— MATERIAL PROVIDED —
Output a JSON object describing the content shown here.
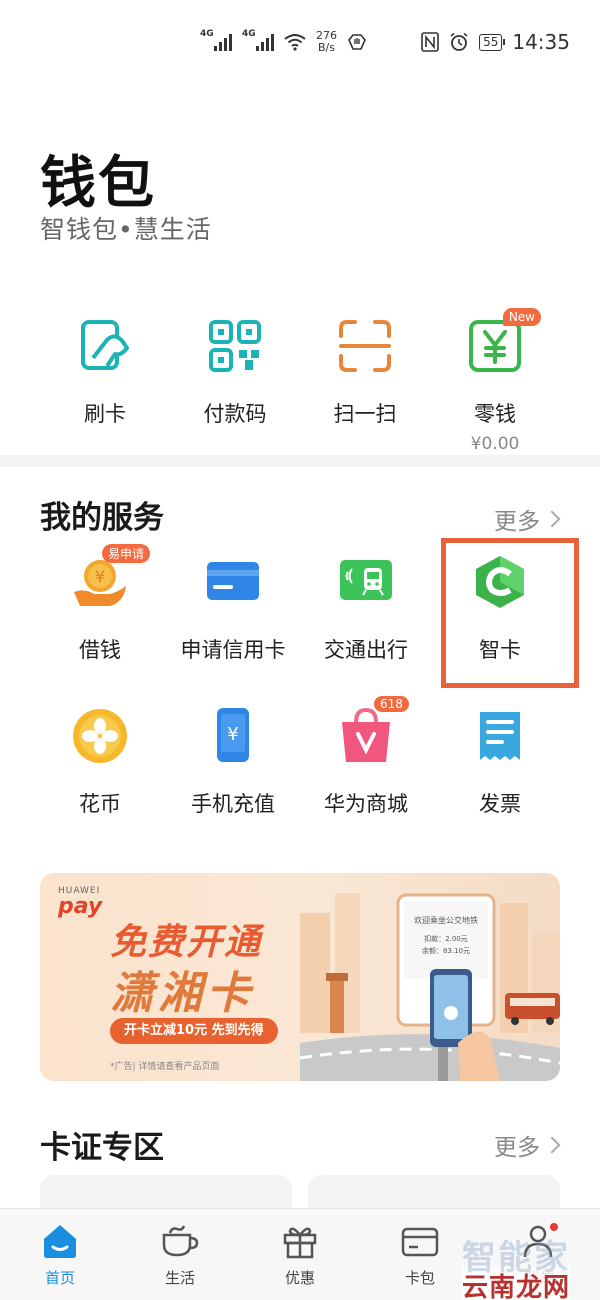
{
  "status_bar": {
    "network_1": "4G",
    "network_2": "4G",
    "speed_value": "276",
    "speed_unit": "B/s",
    "battery": "55",
    "time": "14:35"
  },
  "header": {
    "title": "钱包",
    "subtitle": "智钱包•慧生活"
  },
  "quick_actions": [
    {
      "label": "刷卡",
      "icon": "card-tap-icon"
    },
    {
      "label": "付款码",
      "icon": "qr-code-icon"
    },
    {
      "label": "扫一扫",
      "icon": "scan-icon"
    },
    {
      "label": "零钱",
      "icon": "yuan-wallet-icon",
      "badge": "New",
      "value": "¥0.00"
    }
  ],
  "services": {
    "title": "我的服务",
    "more": "更多",
    "items": [
      {
        "label": "借钱",
        "icon": "coin-hand-icon",
        "badge": "易申请"
      },
      {
        "label": "申请信用卡",
        "icon": "credit-card-icon"
      },
      {
        "label": "交通出行",
        "icon": "transit-card-icon"
      },
      {
        "label": "智卡",
        "icon": "smart-card-icon"
      },
      {
        "label": "花币",
        "icon": "flower-coin-icon"
      },
      {
        "label": "手机充值",
        "icon": "phone-topup-icon"
      },
      {
        "label": "华为商城",
        "icon": "shopping-bag-icon",
        "badge": "618"
      },
      {
        "label": "发票",
        "icon": "invoice-icon"
      }
    ]
  },
  "banner": {
    "brand_small": "HUAWEI",
    "brand_pay": "pay",
    "headline_1": "免费开通",
    "headline_2": "潇湘卡",
    "pill": "开卡立减10元 先到先得",
    "footnote": "*广告| 详情请查看产品页面",
    "sign_title": "欢迎乘坐公交地铁",
    "sign_line1": "扣款：2.00元",
    "sign_line2": "余额：83.10元"
  },
  "cards_zone": {
    "title": "卡证专区",
    "more": "更多"
  },
  "bottom_nav": [
    {
      "label": "首页",
      "icon": "home-icon",
      "active": true
    },
    {
      "label": "生活",
      "icon": "cup-icon"
    },
    {
      "label": "优惠",
      "icon": "gift-icon"
    },
    {
      "label": "卡包",
      "icon": "card-wallet-icon"
    },
    {
      "label": "我的",
      "icon": "person-icon"
    }
  ],
  "watermark": {
    "line1": "智能家",
    "line2": "云南龙网"
  },
  "colors": {
    "teal": "#1bb3b5",
    "orange": "#e8623c",
    "green": "#39b54a",
    "blue": "#2f86e6",
    "accent_blue": "#1a8fe0"
  }
}
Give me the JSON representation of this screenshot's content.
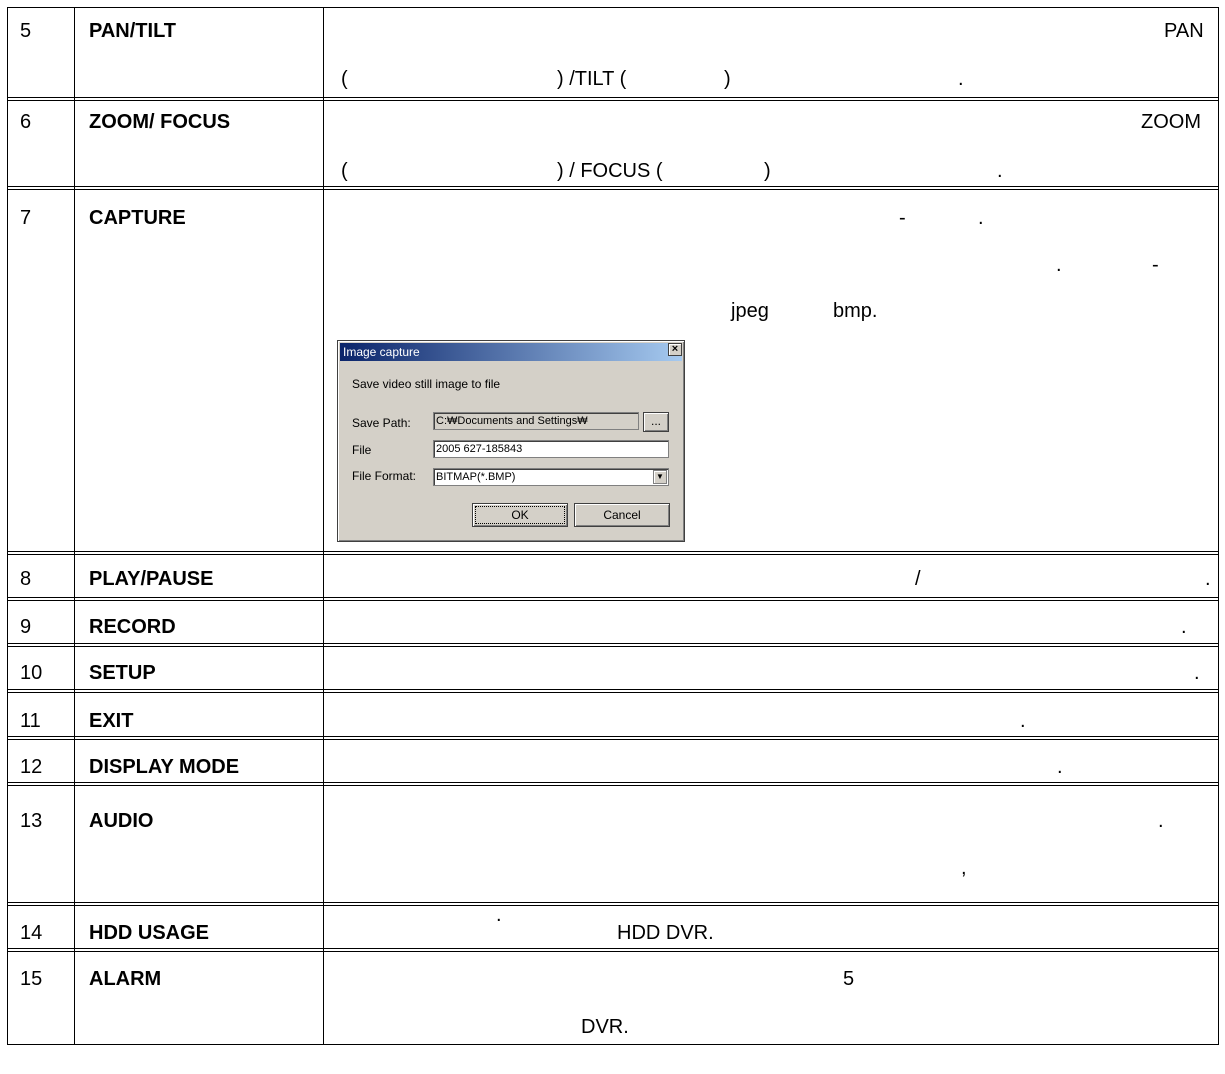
{
  "rows": [
    {
      "num": "5",
      "name": "PAN/TILT",
      "line1": "PAN",
      "line2a": "(",
      "line2b": ") /TILT (",
      "line2c": ")",
      "line2d": "."
    },
    {
      "num": "6",
      "name": "ZOOM/ FOCUS",
      "line1": "ZOOM",
      "line2a": "(",
      "line2b": ") / FOCUS (",
      "line2c": ")",
      "line2d": "."
    },
    {
      "num": "7",
      "name": "CAPTURE",
      "l1a": "-",
      "l1b": ".",
      "l2a": ".",
      "l2b": "-",
      "l3a": "jpeg",
      "l3b": "bmp."
    },
    {
      "num": "8",
      "name": "PLAY/PAUSE",
      "a": "/",
      "b": "."
    },
    {
      "num": "9",
      "name": "RECORD",
      "a": "."
    },
    {
      "num": "10",
      "name": "SETUP",
      "a": "."
    },
    {
      "num": "11",
      "name": "EXIT",
      "a": "."
    },
    {
      "num": "12",
      "name": "DISPLAY MODE",
      "a": "."
    },
    {
      "num": "13",
      "name": "AUDIO",
      "a": ".",
      "b": ",",
      "c": "."
    },
    {
      "num": "14",
      "name": "HDD USAGE",
      "a": "HDD DVR."
    },
    {
      "num": "15",
      "name": "ALARM",
      "a": "5",
      "b": "DVR."
    }
  ],
  "dialog": {
    "title": "Image capture",
    "close": "×",
    "description": "Save video still image to file",
    "save_path_label": "Save Path:",
    "save_path_value": "C:₩Documents and Settings₩",
    "browse_label": "...",
    "file_label": "File",
    "file_value": "2005 627-185843",
    "format_label": "File Format:",
    "format_value": "BITMAP(*.BMP)",
    "ok_label": "OK",
    "cancel_label": "Cancel"
  }
}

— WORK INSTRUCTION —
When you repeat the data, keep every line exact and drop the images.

— EXERCISE RESPONSE —
Output a JSON object describing the content shown here.
{
  "status_bar": {
    "network_1": "4G",
    "network_2": "4G",
    "speed_value": "276",
    "speed_unit": "B/s",
    "battery": "55",
    "time": "14:35"
  },
  "header": {
    "title": "钱包",
    "subtitle": "智钱包•慧生活"
  },
  "quick_actions": [
    {
      "label": "刷卡",
      "icon": "card-tap-icon"
    },
    {
      "label": "付款码",
      "icon": "qr-code-icon"
    },
    {
      "label": "扫一扫",
      "icon": "scan-icon"
    },
    {
      "label": "零钱",
      "icon": "yuan-wallet-icon",
      "badge": "New",
      "value": "¥0.00"
    }
  ],
  "services": {
    "title": "我的服务",
    "more": "更多",
    "items": [
      {
        "label": "借钱",
        "icon": "coin-hand-icon",
        "badge": "易申请"
      },
      {
        "label": "申请信用卡",
        "icon": "credit-card-icon"
      },
      {
        "label": "交通出行",
        "icon": "transit-card-icon"
      },
      {
        "label": "智卡",
        "icon": "smart-card-icon"
      },
      {
        "label": "花币",
        "icon": "flower-coin-icon"
      },
      {
        "label": "手机充值",
        "icon": "phone-topup-icon"
      },
      {
        "label": "华为商城",
        "icon": "shopping-bag-icon",
        "badge": "618"
      },
      {
        "label": "发票",
        "icon": "invoice-icon"
      }
    ]
  },
  "banner": {
    "brand_small": "HUAWEI",
    "brand_pay": "pay",
    "headline_1": "免费开通",
    "headline_2": "潇湘卡",
    "pill": "开卡立减10元 先到先得",
    "footnote": "*广告| 详情请查看产品页面",
    "sign_title": "欢迎乘坐公交地铁",
    "sign_line1": "扣款：2.00元",
    "sign_line2": "余额：83.10元"
  },
  "cards_zone": {
    "title": "卡证专区",
    "more": "更多"
  },
  "bottom_nav": [
    {
      "label": "首页",
      "icon": "home-icon",
      "active": true
    },
    {
      "label": "生活",
      "icon": "cup-icon"
    },
    {
      "label": "优惠",
      "icon": "gift-icon"
    },
    {
      "label": "卡包",
      "icon": "card-wallet-icon"
    },
    {
      "label": "我的",
      "icon": "person-icon"
    }
  ],
  "watermark": {
    "line1": "智能家",
    "line2": "云南龙网"
  },
  "colors": {
    "teal": "#1bb3b5",
    "orange": "#e8623c",
    "green": "#39b54a",
    "blue": "#2f86e6",
    "accent_blue": "#1a8fe0"
  }
}
Give me the JSON representation of this screenshot's content.
{
  "rows": [
    {
      "num": "5",
      "name": "PAN/TILT",
      "line1": "PAN",
      "line2a": "(",
      "line2b": ") /TILT (",
      "line2c": ")",
      "line2d": "."
    },
    {
      "num": "6",
      "name": "ZOOM/ FOCUS",
      "line1": "ZOOM",
      "line2a": "(",
      "line2b": ") / FOCUS (",
      "line2c": ")",
      "line2d": "."
    },
    {
      "num": "7",
      "name": "CAPTURE",
      "l1a": "-",
      "l1b": ".",
      "l2a": ".",
      "l2b": "-",
      "l3a": "jpeg",
      "l3b": "bmp."
    },
    {
      "num": "8",
      "name": "PLAY/PAUSE",
      "a": "/",
      "b": "."
    },
    {
      "num": "9",
      "name": "RECORD",
      "a": "."
    },
    {
      "num": "10",
      "name": "SETUP",
      "a": "."
    },
    {
      "num": "11",
      "name": "EXIT",
      "a": "."
    },
    {
      "num": "12",
      "name": "DISPLAY MODE",
      "a": "."
    },
    {
      "num": "13",
      "name": "AUDIO",
      "a": ".",
      "b": ",",
      "c": "."
    },
    {
      "num": "14",
      "name": "HDD USAGE",
      "a": "HDD DVR."
    },
    {
      "num": "15",
      "name": "ALARM",
      "a": "5",
      "b": "DVR."
    }
  ],
  "dialog": {
    "title": "Image capture",
    "close": "×",
    "description": "Save video still image to file",
    "save_path_label": "Save Path:",
    "save_path_value": "C:₩Documents and Settings₩",
    "browse_label": "...",
    "file_label": "File",
    "file_value": "2005 627-185843",
    "format_label": "File Format:",
    "format_value": "BITMAP(*.BMP)",
    "ok_label": "OK",
    "cancel_label": "Cancel"
  }
}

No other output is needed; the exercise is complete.